- **Exercise brief**:
Copy out each line of the data holding "author".

■ ■ ■ ■ ■ ■ ■

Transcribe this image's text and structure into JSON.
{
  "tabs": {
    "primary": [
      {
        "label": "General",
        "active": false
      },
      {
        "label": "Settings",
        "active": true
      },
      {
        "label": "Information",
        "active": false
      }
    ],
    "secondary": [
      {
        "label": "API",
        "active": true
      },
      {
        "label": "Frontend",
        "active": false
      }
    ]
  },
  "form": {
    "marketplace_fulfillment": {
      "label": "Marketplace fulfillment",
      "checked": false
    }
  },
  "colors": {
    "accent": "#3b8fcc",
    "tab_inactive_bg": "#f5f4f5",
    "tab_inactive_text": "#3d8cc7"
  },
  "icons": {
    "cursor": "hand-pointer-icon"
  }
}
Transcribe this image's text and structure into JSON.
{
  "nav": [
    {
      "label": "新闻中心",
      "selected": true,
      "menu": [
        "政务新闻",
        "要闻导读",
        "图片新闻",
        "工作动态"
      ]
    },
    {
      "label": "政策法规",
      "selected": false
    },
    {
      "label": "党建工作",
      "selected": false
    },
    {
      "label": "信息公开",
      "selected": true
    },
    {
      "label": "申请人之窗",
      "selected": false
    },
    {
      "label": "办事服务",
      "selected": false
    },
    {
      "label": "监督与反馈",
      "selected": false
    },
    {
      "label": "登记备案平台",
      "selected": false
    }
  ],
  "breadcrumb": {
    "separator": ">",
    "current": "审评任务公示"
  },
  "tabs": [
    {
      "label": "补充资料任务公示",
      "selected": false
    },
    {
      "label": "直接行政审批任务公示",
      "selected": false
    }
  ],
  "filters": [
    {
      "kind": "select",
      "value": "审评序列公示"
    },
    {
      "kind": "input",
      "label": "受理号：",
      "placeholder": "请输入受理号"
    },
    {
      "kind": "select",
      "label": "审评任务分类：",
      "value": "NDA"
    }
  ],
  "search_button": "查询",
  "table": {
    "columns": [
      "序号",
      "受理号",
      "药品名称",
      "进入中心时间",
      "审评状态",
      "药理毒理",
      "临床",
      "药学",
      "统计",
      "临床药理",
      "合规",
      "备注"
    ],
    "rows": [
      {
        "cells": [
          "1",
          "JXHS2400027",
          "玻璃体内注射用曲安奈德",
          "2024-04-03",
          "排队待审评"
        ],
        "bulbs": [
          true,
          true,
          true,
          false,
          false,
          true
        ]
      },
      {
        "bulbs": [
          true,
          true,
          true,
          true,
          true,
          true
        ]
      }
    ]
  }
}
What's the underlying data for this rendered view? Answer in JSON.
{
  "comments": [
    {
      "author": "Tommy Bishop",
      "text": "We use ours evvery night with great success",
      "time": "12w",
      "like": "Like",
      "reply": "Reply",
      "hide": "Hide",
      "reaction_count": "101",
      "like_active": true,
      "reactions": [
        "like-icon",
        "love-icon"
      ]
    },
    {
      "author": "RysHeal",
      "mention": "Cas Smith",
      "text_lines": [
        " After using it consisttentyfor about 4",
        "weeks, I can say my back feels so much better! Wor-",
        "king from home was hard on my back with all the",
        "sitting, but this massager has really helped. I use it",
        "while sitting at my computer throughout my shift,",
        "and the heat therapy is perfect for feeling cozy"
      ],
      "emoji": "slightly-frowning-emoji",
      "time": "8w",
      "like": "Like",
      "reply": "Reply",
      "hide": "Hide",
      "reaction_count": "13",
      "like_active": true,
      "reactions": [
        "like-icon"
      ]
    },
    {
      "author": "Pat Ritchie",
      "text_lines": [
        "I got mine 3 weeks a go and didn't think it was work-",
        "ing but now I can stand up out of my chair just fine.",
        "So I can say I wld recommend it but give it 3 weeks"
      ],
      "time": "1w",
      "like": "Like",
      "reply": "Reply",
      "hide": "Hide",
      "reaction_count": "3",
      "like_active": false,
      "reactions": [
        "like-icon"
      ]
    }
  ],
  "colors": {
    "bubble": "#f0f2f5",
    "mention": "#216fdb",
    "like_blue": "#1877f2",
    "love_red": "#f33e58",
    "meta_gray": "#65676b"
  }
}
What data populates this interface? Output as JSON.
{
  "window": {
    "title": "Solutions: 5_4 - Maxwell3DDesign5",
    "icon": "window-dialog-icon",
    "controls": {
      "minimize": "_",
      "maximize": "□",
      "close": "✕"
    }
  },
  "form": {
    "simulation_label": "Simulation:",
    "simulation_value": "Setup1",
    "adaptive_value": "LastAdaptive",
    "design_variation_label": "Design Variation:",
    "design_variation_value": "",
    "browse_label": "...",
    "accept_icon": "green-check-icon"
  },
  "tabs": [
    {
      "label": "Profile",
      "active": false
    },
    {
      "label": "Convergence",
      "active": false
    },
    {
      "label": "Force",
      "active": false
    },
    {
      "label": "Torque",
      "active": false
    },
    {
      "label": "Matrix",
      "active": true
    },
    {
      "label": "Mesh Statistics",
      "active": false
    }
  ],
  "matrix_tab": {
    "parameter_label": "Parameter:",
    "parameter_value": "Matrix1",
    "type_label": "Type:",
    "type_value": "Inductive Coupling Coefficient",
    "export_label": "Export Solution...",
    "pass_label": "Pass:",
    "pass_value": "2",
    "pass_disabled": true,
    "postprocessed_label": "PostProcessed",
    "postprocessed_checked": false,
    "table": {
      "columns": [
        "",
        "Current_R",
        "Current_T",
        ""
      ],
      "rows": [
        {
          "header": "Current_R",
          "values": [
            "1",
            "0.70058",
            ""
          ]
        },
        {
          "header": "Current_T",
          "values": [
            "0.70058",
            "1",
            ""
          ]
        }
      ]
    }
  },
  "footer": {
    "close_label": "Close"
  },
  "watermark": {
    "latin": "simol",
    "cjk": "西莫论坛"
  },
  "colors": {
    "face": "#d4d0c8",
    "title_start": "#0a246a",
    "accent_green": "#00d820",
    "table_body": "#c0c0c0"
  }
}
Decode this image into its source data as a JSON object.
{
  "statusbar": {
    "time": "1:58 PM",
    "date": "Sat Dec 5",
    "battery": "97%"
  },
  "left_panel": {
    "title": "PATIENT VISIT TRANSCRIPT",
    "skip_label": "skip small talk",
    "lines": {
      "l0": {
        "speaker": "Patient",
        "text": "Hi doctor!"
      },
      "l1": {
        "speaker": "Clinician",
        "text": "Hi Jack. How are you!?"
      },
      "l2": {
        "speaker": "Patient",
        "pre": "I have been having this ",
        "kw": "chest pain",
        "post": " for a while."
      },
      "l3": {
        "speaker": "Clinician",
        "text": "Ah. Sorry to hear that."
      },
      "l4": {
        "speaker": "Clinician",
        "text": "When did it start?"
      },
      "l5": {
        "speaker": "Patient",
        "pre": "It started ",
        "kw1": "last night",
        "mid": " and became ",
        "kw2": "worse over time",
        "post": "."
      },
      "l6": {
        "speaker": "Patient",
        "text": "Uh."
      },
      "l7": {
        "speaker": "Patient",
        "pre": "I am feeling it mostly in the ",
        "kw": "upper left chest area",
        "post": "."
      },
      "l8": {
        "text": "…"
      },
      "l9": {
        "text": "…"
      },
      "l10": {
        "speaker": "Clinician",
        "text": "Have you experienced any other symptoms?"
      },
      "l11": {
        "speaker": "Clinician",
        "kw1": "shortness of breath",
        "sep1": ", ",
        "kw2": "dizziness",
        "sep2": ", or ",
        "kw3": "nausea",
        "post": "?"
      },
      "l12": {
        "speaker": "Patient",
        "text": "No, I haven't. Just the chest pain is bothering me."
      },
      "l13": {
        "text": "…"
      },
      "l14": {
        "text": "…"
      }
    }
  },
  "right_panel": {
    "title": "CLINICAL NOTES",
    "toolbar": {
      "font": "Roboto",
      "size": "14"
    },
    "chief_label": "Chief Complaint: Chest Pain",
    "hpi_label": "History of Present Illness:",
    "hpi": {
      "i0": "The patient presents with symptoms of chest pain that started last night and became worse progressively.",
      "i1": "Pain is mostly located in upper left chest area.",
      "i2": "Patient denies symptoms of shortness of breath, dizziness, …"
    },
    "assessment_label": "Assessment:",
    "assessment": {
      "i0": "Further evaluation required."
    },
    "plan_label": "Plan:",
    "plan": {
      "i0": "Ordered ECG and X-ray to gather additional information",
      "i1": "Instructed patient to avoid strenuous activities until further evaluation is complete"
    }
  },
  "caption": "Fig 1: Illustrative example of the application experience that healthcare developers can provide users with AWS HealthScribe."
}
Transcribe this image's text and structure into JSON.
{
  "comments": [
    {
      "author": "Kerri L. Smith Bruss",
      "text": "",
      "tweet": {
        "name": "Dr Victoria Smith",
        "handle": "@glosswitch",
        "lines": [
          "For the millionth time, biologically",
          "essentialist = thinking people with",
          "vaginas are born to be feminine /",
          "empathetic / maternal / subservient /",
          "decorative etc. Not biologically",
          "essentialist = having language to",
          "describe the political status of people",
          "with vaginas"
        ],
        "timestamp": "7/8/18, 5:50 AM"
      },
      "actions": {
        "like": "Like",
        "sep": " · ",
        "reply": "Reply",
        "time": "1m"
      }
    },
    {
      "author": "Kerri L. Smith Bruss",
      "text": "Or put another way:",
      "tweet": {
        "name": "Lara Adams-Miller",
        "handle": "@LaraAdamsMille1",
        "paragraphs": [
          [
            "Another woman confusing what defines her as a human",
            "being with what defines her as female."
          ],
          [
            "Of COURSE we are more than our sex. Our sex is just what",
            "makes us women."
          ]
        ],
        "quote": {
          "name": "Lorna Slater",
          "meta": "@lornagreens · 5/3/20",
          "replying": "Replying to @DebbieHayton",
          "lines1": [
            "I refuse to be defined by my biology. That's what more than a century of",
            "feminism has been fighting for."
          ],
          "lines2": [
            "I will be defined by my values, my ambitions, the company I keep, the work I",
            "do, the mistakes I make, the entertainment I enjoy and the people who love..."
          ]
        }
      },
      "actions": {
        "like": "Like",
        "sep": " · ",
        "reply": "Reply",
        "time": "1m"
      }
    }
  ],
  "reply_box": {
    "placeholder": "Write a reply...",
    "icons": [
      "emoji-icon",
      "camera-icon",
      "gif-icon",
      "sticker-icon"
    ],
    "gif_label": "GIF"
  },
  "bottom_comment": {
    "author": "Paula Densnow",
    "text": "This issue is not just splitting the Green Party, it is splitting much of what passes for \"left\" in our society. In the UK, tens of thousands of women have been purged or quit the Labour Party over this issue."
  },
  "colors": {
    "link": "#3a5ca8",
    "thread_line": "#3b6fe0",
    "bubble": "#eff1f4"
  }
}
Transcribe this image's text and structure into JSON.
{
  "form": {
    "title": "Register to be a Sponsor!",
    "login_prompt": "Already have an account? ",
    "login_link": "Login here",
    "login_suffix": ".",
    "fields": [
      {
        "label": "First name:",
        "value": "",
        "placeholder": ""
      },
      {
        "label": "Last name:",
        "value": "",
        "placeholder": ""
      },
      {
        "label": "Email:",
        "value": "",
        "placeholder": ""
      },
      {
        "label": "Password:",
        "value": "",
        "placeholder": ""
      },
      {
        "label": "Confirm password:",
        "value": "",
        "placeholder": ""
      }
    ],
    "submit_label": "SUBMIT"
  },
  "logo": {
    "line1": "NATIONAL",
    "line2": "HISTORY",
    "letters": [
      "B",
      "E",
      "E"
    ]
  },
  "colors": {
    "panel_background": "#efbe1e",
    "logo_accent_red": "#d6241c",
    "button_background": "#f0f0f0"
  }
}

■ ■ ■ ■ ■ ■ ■

- **Worked solution**:
      "author": "Tommy Bishop",
      "author": "RysHeal",
      "author": "Pat Ritchie",
      "author": "Kerri L. Smith Bruss",
      "author": "Kerri L. Smith Bruss",
    "author": "Paula Densnow",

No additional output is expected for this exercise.